“The coronavirus pandemic and subsequent impact on the oil market are having a considerable effect on migrant workers and are likely to suppress remittance flows in the APAC region it said in a special report.
Fitch expects flows to weaken in the coming quarters, even though recent amounts have been surprisingly robust in some countries due to temporary factors. Declining remittances in economies that are dependent on them may affect sovereign ratings through pressures on external finances and economic growth.
Demand for migrant labour has provided an important and stable source of foreign-currency remittance flows for a number of APAC sovereigns, including Bangladesh (6.0pc of GDP), Pakistan (7.9pc), Sri Lanka (8pc) and the Philippines (8.4pc). India is the largest recipient of remittances globally but they account for a small share of GDP at 2.9pc.

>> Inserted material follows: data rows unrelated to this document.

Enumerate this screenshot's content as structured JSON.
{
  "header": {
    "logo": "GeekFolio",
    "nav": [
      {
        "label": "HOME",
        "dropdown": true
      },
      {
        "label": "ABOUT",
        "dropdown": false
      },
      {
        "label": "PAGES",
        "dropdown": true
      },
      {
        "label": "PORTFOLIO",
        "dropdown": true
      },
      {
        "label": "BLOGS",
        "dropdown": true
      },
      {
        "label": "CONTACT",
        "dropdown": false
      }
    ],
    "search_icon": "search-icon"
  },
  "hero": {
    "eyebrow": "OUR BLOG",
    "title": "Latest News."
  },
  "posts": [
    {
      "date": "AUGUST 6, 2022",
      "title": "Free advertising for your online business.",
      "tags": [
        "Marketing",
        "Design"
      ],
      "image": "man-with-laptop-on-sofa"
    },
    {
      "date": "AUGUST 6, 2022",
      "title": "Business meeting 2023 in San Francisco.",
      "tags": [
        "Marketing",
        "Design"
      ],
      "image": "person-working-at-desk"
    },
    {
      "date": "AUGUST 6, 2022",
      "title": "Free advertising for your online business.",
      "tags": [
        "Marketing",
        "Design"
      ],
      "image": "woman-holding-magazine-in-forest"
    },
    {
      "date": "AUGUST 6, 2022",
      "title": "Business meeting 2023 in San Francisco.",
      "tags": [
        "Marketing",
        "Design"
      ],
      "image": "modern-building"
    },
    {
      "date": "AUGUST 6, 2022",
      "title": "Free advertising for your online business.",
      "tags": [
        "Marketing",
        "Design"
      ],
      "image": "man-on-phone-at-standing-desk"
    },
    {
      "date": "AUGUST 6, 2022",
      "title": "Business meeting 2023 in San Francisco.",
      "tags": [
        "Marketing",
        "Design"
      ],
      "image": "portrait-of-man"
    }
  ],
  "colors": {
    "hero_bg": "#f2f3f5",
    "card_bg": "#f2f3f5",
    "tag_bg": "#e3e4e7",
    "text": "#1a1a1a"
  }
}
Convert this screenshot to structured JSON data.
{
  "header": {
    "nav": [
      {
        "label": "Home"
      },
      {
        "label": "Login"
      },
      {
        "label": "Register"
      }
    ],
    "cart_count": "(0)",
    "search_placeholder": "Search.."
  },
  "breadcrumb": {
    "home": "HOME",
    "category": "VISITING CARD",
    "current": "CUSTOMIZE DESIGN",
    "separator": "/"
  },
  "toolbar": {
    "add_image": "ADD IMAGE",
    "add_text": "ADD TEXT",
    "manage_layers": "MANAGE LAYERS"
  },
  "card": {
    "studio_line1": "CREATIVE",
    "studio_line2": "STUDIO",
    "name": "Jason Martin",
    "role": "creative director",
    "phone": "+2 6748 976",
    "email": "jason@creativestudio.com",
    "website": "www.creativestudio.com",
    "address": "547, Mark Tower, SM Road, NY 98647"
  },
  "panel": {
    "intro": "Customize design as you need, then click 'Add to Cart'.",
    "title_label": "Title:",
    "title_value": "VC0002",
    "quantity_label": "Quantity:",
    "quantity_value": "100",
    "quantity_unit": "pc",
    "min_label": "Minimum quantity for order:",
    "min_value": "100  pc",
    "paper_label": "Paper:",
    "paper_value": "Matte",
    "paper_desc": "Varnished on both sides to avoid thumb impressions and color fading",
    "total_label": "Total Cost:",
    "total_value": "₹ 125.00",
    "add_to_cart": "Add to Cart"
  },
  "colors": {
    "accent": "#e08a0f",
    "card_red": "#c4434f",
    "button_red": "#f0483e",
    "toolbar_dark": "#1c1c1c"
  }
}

Remittance flows have helped keep current account deficits contained by offsetting large trade deficits. Indeed, without remittances the Philippines, Pakistan, Sri Lanka, and Bangladesh would all have large current account deficits of between 7-10pc of GDP.
Remittances in APAC also provide economic benefits to recipient countries. First, they support domestic consumption by providing an additional income source to households. According to the Asian Development Bank, about 14pc of households in Bangladesh receive remittance income, 8pc in the Philippines, 4pc in Pakistan and 2pc in India. Second, job opportunities for migrant workers relieve slack in domestic job markets.
Remittance flows in APAC were surprisingly mixed in the second quarter of 2020. Monthly data show a considerable and broad decline in remittances during April and May, but a recovery in June and July. The rebound in flows was particularly robust in Pakistan and Bangladesh, where flows broke records in both June and July. Sri Lanka and the Philippines also saw an improvement in remittance flows in June, but much more modest.